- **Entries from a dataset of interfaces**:
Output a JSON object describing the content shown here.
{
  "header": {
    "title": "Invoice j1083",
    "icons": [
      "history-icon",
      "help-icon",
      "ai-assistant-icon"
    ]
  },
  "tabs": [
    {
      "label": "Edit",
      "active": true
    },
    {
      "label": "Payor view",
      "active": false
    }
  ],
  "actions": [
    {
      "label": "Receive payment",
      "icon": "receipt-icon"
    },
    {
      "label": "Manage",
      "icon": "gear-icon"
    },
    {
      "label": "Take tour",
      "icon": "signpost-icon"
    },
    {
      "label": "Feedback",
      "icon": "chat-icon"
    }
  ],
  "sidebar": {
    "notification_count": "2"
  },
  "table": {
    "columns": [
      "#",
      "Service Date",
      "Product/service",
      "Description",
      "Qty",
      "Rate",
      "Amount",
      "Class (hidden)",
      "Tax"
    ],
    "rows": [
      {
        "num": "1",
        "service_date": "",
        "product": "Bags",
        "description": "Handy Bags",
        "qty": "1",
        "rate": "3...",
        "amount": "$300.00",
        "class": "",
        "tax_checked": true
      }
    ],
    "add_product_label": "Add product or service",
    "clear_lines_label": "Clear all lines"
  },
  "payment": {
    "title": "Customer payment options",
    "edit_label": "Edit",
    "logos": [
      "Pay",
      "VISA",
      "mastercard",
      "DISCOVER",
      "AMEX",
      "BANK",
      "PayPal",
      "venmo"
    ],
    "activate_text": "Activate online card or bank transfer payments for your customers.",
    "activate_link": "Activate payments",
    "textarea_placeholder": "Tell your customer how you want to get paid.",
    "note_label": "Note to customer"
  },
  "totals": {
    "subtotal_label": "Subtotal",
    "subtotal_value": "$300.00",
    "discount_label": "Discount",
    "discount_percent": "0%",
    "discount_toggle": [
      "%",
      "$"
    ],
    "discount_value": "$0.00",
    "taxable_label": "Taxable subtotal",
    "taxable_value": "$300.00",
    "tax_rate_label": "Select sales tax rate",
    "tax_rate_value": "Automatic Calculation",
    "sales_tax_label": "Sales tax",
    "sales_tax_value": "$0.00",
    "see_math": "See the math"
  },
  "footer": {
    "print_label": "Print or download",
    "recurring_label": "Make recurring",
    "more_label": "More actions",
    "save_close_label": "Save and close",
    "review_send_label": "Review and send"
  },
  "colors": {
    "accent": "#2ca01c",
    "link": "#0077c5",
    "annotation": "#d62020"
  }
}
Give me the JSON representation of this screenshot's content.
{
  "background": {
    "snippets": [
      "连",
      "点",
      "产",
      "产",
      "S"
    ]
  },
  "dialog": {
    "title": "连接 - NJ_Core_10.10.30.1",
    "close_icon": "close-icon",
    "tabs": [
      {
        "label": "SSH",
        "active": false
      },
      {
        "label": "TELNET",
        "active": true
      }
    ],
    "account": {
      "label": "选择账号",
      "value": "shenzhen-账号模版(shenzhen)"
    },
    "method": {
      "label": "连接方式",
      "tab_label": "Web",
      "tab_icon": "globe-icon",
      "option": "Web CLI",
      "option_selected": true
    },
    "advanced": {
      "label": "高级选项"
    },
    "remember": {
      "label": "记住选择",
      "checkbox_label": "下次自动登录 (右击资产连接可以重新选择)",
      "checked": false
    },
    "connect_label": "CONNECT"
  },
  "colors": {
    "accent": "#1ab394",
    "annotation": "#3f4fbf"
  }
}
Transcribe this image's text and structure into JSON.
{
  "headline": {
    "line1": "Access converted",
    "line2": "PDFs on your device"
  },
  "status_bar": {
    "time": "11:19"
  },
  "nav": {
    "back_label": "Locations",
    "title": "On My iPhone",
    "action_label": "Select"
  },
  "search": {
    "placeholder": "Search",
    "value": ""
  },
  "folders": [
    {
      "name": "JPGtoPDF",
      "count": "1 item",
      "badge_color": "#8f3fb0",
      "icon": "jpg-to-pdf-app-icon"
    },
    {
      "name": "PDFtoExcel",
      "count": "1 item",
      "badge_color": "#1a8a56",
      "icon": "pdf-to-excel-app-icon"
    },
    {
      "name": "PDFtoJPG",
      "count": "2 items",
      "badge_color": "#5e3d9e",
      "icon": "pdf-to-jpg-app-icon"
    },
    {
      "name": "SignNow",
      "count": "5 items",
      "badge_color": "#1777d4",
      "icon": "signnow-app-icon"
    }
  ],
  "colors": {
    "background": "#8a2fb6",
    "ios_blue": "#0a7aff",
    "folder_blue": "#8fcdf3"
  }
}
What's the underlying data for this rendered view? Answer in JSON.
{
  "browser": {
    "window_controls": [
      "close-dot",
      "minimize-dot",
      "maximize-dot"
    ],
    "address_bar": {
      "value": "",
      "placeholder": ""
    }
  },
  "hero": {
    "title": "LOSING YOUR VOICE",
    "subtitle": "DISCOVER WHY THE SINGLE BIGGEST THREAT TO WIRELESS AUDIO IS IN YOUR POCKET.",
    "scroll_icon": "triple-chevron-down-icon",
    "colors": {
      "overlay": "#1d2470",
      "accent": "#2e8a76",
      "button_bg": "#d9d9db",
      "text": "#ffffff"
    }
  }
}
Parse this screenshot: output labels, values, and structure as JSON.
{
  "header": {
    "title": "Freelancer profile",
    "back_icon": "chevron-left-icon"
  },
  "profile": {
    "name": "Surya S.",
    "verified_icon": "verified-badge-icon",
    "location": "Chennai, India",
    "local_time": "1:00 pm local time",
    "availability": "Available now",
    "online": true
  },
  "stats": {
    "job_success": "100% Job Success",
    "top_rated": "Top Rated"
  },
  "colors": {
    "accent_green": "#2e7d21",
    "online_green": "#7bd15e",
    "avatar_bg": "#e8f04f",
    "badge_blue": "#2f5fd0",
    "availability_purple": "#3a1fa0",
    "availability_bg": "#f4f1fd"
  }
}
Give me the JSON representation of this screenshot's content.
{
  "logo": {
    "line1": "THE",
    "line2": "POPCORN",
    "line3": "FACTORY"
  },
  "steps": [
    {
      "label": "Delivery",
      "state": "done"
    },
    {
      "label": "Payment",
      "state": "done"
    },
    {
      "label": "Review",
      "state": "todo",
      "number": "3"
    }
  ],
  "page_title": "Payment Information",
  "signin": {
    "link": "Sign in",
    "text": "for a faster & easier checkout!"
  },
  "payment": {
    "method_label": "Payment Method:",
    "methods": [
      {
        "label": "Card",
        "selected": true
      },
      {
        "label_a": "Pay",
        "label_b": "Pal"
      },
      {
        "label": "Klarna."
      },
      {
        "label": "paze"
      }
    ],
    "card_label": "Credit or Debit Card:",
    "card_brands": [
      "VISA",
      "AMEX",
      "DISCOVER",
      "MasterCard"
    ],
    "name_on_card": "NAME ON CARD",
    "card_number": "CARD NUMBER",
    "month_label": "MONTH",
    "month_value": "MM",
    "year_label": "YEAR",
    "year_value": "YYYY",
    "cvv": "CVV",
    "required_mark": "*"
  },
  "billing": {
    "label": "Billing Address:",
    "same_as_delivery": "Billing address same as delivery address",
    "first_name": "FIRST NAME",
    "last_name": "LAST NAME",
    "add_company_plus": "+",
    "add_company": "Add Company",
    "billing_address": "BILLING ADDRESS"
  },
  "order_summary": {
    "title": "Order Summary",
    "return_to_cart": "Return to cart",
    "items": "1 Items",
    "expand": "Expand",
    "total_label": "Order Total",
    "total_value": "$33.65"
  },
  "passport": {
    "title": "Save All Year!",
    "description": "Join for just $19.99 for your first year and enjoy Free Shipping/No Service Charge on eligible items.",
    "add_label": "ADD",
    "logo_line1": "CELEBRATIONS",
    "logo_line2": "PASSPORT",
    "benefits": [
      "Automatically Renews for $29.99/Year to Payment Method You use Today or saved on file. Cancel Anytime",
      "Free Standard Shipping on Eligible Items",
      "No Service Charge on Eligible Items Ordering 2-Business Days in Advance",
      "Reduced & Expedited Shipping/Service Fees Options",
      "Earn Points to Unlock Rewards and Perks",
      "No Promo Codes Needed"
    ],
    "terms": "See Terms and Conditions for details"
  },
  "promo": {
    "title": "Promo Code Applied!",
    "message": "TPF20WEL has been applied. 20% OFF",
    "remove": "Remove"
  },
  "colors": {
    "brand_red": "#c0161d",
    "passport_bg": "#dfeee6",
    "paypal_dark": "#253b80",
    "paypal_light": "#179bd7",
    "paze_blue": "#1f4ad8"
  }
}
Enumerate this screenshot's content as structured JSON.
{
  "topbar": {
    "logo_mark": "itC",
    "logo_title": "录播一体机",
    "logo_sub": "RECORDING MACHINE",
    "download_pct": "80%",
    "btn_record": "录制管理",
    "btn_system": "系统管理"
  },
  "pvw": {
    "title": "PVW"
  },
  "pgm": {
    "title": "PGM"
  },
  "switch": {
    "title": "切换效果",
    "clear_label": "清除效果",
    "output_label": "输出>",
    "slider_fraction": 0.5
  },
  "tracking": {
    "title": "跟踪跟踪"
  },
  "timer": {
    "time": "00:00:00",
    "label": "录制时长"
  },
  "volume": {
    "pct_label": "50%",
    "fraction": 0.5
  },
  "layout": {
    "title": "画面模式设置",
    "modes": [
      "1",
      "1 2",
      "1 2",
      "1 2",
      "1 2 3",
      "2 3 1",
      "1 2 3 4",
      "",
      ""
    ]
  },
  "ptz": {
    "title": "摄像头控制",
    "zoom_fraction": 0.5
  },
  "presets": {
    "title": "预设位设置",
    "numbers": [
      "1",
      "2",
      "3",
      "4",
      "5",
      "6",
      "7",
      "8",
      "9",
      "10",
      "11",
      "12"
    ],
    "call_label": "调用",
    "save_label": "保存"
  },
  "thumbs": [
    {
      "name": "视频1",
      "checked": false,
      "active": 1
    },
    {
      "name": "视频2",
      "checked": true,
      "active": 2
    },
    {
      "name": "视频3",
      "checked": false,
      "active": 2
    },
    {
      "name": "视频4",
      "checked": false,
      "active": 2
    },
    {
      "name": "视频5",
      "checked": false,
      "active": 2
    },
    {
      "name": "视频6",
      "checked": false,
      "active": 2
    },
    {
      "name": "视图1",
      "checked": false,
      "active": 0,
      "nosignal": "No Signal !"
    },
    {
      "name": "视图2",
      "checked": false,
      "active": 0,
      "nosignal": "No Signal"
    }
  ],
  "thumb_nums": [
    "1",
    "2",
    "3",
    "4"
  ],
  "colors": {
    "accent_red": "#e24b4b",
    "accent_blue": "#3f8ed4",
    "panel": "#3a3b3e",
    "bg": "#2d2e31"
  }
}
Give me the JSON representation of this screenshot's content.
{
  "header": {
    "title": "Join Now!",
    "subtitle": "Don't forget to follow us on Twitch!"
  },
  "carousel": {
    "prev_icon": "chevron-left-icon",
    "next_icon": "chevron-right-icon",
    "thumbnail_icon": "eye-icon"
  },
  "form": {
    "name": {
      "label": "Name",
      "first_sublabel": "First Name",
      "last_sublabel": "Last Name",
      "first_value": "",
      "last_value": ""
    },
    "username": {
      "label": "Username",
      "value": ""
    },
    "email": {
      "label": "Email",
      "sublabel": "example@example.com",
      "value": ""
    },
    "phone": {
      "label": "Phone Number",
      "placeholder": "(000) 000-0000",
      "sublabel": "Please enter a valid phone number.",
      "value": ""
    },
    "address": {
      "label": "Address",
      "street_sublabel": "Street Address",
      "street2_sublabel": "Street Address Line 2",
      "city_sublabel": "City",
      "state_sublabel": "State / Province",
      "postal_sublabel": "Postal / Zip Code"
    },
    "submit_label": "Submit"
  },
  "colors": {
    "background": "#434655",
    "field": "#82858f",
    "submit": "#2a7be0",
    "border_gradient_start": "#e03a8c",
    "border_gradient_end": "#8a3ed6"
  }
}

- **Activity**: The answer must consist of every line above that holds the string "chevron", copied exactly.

- **Answer to this problem**:
    "scroll_icon": "triple-chevron-down-icon",
    "back_icon": "chevron-left-icon"
    "prev_icon": "chevron-left-icon",
    "next_icon": "chevron-right-icon",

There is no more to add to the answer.